─── Dataset records ───

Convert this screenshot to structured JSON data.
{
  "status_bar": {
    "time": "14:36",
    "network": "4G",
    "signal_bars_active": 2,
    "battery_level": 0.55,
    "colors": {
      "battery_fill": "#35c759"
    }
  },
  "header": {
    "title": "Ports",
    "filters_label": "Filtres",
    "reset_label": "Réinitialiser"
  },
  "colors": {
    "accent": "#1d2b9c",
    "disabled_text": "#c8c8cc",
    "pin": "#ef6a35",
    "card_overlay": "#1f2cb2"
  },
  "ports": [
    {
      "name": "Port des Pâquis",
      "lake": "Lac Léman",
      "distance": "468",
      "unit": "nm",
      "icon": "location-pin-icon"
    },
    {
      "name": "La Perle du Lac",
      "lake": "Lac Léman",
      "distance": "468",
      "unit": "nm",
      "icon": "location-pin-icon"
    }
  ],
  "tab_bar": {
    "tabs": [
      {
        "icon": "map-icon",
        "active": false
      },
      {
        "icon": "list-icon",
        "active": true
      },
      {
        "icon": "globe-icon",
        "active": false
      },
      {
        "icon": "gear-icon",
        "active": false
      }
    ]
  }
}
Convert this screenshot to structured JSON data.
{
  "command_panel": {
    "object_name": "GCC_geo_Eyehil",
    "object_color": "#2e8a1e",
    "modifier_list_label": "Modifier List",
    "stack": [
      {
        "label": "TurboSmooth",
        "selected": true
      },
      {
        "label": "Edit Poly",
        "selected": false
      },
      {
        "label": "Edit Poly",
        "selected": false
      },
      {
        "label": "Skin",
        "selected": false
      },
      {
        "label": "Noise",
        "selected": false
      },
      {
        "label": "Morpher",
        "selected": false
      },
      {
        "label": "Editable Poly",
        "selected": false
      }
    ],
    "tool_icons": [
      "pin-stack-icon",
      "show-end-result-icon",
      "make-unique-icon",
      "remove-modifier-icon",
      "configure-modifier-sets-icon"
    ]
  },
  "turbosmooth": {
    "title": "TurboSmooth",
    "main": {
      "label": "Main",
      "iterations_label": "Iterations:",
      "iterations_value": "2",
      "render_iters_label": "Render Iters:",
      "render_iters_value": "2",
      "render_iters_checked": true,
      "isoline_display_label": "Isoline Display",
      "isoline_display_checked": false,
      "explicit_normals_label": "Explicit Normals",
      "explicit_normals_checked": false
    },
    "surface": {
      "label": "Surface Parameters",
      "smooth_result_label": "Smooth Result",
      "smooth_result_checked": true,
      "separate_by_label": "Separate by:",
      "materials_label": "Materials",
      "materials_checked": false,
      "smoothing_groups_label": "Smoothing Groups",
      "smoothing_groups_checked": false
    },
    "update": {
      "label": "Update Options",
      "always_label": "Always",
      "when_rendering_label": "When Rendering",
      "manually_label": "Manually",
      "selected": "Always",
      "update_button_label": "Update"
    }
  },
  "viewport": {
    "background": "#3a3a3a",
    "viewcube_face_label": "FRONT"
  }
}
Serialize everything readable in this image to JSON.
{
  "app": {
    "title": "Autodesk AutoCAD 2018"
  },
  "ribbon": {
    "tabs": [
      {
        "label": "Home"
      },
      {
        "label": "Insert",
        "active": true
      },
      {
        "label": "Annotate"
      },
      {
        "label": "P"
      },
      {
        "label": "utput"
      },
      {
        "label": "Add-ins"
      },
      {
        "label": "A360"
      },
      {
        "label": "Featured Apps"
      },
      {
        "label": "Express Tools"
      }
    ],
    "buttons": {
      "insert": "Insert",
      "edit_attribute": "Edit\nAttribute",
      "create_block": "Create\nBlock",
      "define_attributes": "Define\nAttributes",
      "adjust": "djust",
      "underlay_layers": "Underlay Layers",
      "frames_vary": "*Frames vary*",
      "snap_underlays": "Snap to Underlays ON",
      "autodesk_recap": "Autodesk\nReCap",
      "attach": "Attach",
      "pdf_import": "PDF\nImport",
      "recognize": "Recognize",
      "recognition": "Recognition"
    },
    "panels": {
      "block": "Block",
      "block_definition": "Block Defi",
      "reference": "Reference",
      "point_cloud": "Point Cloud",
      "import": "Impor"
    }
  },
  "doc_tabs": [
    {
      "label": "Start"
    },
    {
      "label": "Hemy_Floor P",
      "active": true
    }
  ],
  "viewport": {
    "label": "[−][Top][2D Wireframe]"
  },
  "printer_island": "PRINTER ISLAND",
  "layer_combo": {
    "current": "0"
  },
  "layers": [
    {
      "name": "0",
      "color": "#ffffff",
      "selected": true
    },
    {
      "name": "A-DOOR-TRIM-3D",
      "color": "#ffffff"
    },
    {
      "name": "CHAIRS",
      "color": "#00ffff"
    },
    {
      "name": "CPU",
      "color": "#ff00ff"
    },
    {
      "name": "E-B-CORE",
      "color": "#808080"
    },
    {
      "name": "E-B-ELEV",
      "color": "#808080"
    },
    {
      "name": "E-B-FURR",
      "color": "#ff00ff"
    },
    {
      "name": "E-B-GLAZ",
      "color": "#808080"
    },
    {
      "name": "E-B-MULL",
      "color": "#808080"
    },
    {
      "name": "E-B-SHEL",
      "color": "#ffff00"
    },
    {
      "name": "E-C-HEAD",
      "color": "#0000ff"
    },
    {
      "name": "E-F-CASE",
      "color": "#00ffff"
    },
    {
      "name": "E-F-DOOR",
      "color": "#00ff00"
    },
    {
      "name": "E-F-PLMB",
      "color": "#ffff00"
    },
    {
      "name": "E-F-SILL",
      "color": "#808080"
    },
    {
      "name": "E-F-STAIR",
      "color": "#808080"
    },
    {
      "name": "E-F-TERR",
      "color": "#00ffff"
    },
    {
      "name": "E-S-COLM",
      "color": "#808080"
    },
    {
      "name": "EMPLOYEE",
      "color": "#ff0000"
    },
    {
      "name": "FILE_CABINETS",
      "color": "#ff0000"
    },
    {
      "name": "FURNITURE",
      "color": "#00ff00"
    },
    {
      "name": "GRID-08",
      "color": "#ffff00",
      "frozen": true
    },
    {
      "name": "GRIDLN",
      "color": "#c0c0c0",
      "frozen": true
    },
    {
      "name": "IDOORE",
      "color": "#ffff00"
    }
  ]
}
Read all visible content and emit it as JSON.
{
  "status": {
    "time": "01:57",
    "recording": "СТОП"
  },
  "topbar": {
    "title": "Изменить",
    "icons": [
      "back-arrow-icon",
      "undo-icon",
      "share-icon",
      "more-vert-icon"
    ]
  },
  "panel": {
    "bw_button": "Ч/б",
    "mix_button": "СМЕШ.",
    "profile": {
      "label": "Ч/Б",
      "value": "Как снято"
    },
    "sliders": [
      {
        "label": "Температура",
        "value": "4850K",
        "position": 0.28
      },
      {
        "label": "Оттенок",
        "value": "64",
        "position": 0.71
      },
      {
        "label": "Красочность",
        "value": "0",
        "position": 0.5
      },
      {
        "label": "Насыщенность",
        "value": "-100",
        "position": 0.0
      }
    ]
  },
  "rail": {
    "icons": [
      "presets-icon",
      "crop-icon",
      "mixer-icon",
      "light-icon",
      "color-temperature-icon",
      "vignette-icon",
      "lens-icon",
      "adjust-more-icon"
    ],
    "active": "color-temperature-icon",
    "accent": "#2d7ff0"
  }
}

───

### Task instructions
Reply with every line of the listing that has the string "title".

### Expected output
    "title": "Ports",
    "title": "TurboSmooth",
    "title": "Autodesk AutoCAD 2018"
    "title": "Изменить",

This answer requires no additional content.